San Francisco based Bitwise Asset Management said in a report that 95% of all Bitcoin trading volumes in unregulated exchanges are completely made up.
Coinmarketcap is one of the most widely used sources of Bitcoin trading volume and data and it reports around $6 billion per day of Bitcoin trading volume. However, it appears that only $273 million or 4.5% of the reported trading volume is real, while the rest of it is fake.
Despite being a popular source of Bitcoin trading data, Coinmarketcap seems to be reporting a large amount of fake and non-economic trading volume. It gives an artificially inflated impression of the true size and nature of the Bitcoin market to investors, regulators, and other stakeholder groups.
The findings illustrated how unregulated exchanges like CoinBene inflate trading volume compared to regulated exchange like Coinbase. However, if we take a look at how the trading volume adds up by analyzing CoinBene’s order book, it clearly shows how its trades print inside the prevailing bid and ask parameters to inflate the volume. It’s worth noting that Cryptopotato reported on another wash trading research back in December. The two studies overlap in their findings on CoinBene, as the one from December showed that only about 1% of the trading volume on the exchange is actually real.
One of the fascinating aspects of the whole thing is how high the trading spreads are at some of these unregulated “high volume” Bitcoin exchanges. For example, CoinBene’s Bitcoin price and the spread between the bid and ask price remains pretty high during the report’s study period, at $34.74. At the same time, Coinbase Pro’s spread was only $0.01.
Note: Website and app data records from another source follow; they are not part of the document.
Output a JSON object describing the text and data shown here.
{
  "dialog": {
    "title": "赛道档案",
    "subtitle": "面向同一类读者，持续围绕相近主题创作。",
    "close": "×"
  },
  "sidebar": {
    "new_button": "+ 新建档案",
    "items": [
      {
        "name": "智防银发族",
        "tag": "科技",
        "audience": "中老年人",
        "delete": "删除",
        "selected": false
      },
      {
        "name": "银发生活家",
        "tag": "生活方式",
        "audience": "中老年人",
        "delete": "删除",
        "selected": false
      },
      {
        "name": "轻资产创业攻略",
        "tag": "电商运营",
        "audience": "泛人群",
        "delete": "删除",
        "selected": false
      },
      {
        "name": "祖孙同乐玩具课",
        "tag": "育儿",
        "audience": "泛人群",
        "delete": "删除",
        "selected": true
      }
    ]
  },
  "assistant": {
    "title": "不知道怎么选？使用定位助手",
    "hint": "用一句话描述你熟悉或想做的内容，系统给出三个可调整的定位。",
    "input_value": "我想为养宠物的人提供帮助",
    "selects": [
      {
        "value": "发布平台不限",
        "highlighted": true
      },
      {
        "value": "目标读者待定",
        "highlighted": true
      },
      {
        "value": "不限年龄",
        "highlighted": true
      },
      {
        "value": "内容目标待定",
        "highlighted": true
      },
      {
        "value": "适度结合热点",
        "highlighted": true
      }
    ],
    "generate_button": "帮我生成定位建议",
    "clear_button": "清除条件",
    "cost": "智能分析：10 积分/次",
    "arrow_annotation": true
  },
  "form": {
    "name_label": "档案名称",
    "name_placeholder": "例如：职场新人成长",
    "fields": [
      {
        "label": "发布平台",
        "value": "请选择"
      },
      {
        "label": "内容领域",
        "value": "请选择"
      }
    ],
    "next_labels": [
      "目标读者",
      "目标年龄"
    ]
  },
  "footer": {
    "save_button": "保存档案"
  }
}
The problem is that CoinBene claimed to have 18x more trading volume than Coinbase Pro. So, its spread should have been much lower as heavy trading and frequent transactions would have naturally lowered the spreads. However, in reality, CoinBene’s spreads remained 3400x higher than Coinbase Pro.
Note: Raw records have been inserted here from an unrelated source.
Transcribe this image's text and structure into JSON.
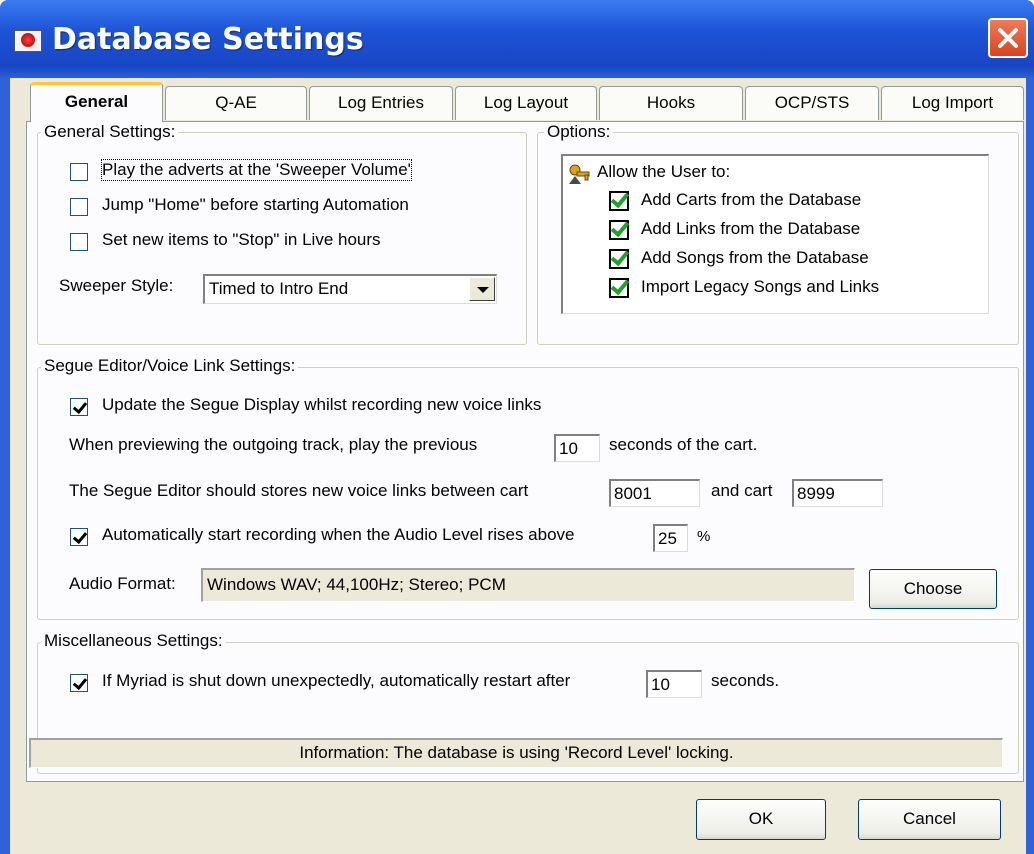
{
  "window": {
    "title": "Database Settings",
    "icon": "app-icon",
    "close_icon": "close-icon"
  },
  "tabs": [
    {
      "label": "General",
      "active": true
    },
    {
      "label": "Q-AE"
    },
    {
      "label": "Log Entries"
    },
    {
      "label": "Log Layout"
    },
    {
      "label": "Hooks"
    },
    {
      "label": "OCP/STS"
    },
    {
      "label": "Log Import"
    }
  ],
  "general_settings": {
    "title": "General Settings:",
    "items": [
      {
        "label": "Play the adverts at the 'Sweeper Volume'",
        "checked": false
      },
      {
        "label": "Jump \"Home\" before starting Automation",
        "checked": false
      },
      {
        "label": "Set new items to \"Stop\" in Live hours",
        "checked": false
      }
    ],
    "sweeper_label": "Sweeper Style:",
    "sweeper_value": "Timed to Intro End"
  },
  "options": {
    "title": "Options:",
    "root_label": "Allow the User to:",
    "items": [
      {
        "label": "Add Carts from the Database",
        "checked": true
      },
      {
        "label": "Add Links from the Database",
        "checked": true
      },
      {
        "label": "Add Songs from the Database",
        "checked": true
      },
      {
        "label": "Import Legacy Songs and Links",
        "checked": true
      }
    ]
  },
  "segue": {
    "title": "Segue Editor/Voice Link Settings:",
    "update_display_label": "Update the Segue Display whilst recording new voice links",
    "update_display_checked": true,
    "preview_prefix": "When previewing the outgoing  track, play the previous",
    "preview_value": "10",
    "preview_suffix": "seconds of the cart.",
    "store_prefix": "The Segue Editor should stores new voice links between cart",
    "cart_from": "8001",
    "store_mid": "and cart",
    "cart_to": "8999",
    "auto_record_label": "Automatically start recording when the Audio Level rises above",
    "auto_record_checked": true,
    "audio_level": "25",
    "audio_level_unit": "%",
    "audio_format_label": "Audio Format:",
    "audio_format_value": "Windows WAV; 44,100Hz; Stereo; PCM",
    "choose_label": "Choose"
  },
  "misc": {
    "title": "Miscellaneous Settings:",
    "restart_label": "If Myriad is shut down unexpectedly, automatically restart after",
    "restart_checked": true,
    "restart_value": "10",
    "restart_suffix": "seconds."
  },
  "status": "Information: The database is using 'Record Level' locking.",
  "buttons": {
    "ok": "OK",
    "cancel": "Cancel"
  }
}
If Coinmarketcap’s reported trading volume is real, it would suggest that 8.6% of all bitcoin was changing hands every day.
By discounting the “fake volume” of unregulated exchanges, if we only count the real trading volume of the 10 regulated exchanges that make up most of that volume, it would be easy to draw a rational conclusion that the Bitcoin trading scene in the U.S. is much more organized and follows the rules of economics.
The aim of the study conducted by Bitwise was mainly to prove that the Bitcoin market is more orderly and efficient than it is commonly understood. With this comprehensive report, Bitwise hopes to convince the regulators, especially the U.S. Securities and Exchange Commission (SEC), that Bitcoin is just like any other commodity. If its attempt to convince the SEC is to bear any fruit, it will likely move forward to approve the heavily sought-after Bitcoin ETF.
Regardless of the commercial implications of the study, Bitwise has demonstrated that investors can still treat Bitcoin as a commodity and add it to their portfolio to substitute other non-cash flow assets such as Gold or Silver.